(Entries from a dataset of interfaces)

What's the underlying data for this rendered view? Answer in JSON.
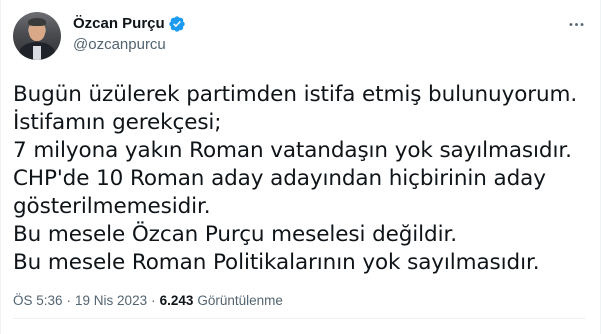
{
  "author": {
    "display_name": "Özcan Purçu",
    "handle": "@ozcanpurcu",
    "verified": true,
    "verified_color": "#1d9bf0",
    "avatar_icon": "profile-photo"
  },
  "menu": {
    "icon": "more-horizontal-icon"
  },
  "tweet": {
    "lines": [
      "Bugün üzülerek partimden istifa etmiş bulunuyorum.",
      "İstifamın gerekçesi;",
      "7 milyona yakın Roman vatandaşın yok sayılmasıdır.",
      "CHP'de 10 Roman aday adayından hiçbirinin aday",
      "gösterilmemesidir.",
      "Bu mesele Özcan Purçu meselesi değildir.",
      "Bu mesele Roman Politikalarının yok sayılmasıdır."
    ]
  },
  "meta": {
    "time": "ÖS 5:36",
    "separator": "·",
    "date": "19 Nis 2023",
    "views_count": "6.243",
    "views_label": "Görüntülenme"
  },
  "colors": {
    "text": "#0f1419",
    "secondary": "#536471",
    "border": "#eff3f4"
  }
}
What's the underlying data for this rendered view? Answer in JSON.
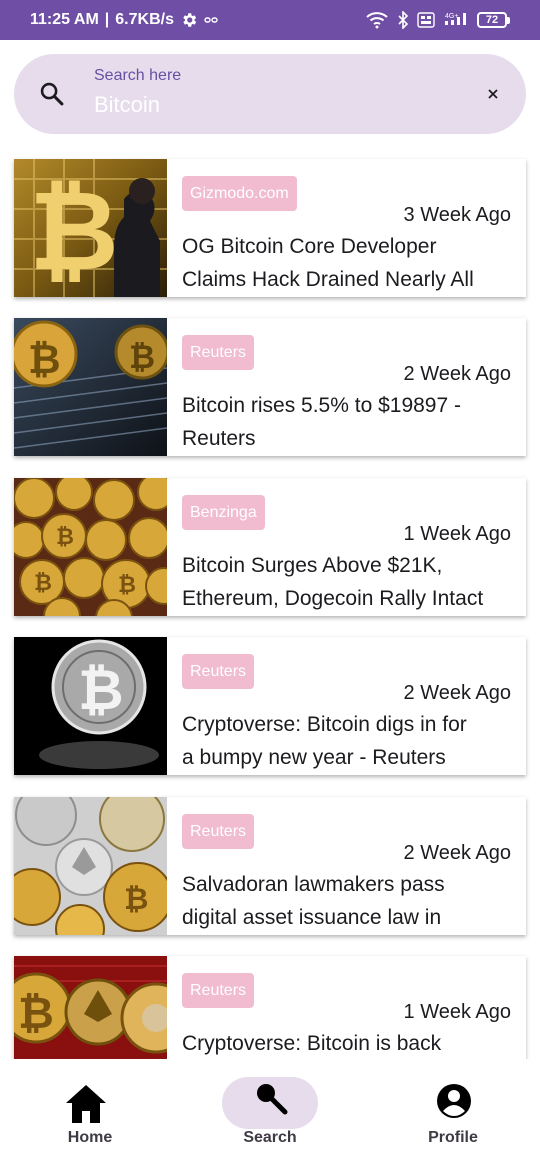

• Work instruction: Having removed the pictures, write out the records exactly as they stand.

• Reply:
What's the underlying data for this rendered view? Answer in JSON.
{
  "author": {
    "display_name": "Özcan Purçu",
    "handle": "@ozcanpurcu",
    "verified": true,
    "verified_color": "#1d9bf0",
    "avatar_icon": "profile-photo"
  },
  "menu": {
    "icon": "more-horizontal-icon"
  },
  "tweet": {
    "lines": [
      "Bugün üzülerek partimden istifa etmiş bulunuyorum.",
      "İstifamın gerekçesi;",
      "7 milyona yakın Roman vatandaşın yok sayılmasıdır.",
      "CHP'de 10 Roman aday adayından hiçbirinin aday",
      "gösterilmemesidir.",
      "Bu mesele Özcan Purçu meselesi değildir.",
      "Bu mesele Roman Politikalarının yok sayılmasıdır."
    ]
  },
  "meta": {
    "time": "ÖS 5:36",
    "separator": "·",
    "date": "19 Nis 2023",
    "views_count": "6.243",
    "views_label": "Görüntülenme"
  },
  "colors": {
    "text": "#0f1419",
    "secondary": "#536471",
    "border": "#eff3f4"
  }
}
What's the underlying data for this rendered view? Answer in JSON.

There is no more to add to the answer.